Hodge was ruthless in his rearrangement of Welsh’s cussed text into a neat shape that allowed each character a satisfactory arc. (Were the film released today a million Welsh fans would be tweeting angrily about the smallest deviations from the source.)

For all its undeniable smoothness Trainspotting did finally get one rarely spoken truth into mainstream entertainment. "People think it's all about misery and desperation and death and all that shit, which is not to be ignored," Renton says of heroin. "But what they forget is the pleasure of it. Otherwise we wouldn't do it. After all, we're not f***ing stupid. At least, we're not that f***ing stupid."

For generations drugs-education material had lied (by omission, at least) about the real reason people begin taking hard narcotics. The leaflets suggested that it was about nothing but peer pressure. Once the new user had endured the undoubtedly horrible experience of their first hit – “If Johnny leaped off a cliff, would you?” – they would be immediately propelled into a state of joyless dependency. This seemed such an absurdly obvious lie that the target audience quite reasonably dismissed every sentence in the anti-drug literature.

Withdrawal symptoms



team admitted that the heroin user felt pleasure. They also included dead babies, violent withdrawal symptoms and a famous immersion in the “worst toilet in Scotland”. The cinemagoing public proved intelligent enough to balance the interlocking arguments.

Trainspotting did trigger copycats, but instead of shooting up smack they made films like Human Traffic and Twin Town. People aren't stupid. At least, not that stupid.

Trainspotting boosted the careers of rising stars such as McGregor, Robert Carlyle and Kelly Macdonald. Danny Boyle went on to win an Oscar and direct the Olympics opening ceremony in London. The film reinforced the insecure notion that a new regime would inspire fresh creative energies.

But its greatest influence on the UK film industry concerned the power of skilful marketing. It eventually became the second most successful wholly British film at the world box office. Sadly, it couldn't quite get past Four Weddings and a Funeral. Nice frocks. Posh boys with fringes. Rain-sodden kisses in smarter parts of London.

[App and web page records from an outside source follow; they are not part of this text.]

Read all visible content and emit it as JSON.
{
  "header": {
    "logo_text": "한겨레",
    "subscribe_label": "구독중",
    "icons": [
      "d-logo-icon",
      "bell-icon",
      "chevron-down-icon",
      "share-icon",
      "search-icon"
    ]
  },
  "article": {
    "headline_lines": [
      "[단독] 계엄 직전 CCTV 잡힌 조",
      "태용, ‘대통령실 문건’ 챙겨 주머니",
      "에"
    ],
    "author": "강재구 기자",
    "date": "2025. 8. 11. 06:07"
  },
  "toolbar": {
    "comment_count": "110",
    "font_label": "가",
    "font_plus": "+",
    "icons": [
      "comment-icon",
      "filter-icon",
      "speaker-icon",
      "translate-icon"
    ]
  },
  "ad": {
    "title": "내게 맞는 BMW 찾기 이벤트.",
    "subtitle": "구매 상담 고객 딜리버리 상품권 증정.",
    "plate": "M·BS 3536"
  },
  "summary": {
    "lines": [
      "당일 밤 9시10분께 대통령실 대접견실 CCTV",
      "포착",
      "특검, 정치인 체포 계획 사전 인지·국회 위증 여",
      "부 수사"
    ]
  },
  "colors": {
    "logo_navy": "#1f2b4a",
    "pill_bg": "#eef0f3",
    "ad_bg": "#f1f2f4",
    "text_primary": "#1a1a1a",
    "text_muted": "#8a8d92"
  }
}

For all the things that change, more remain very much the same.

T2 Trainspotting is released on Friday, January 27th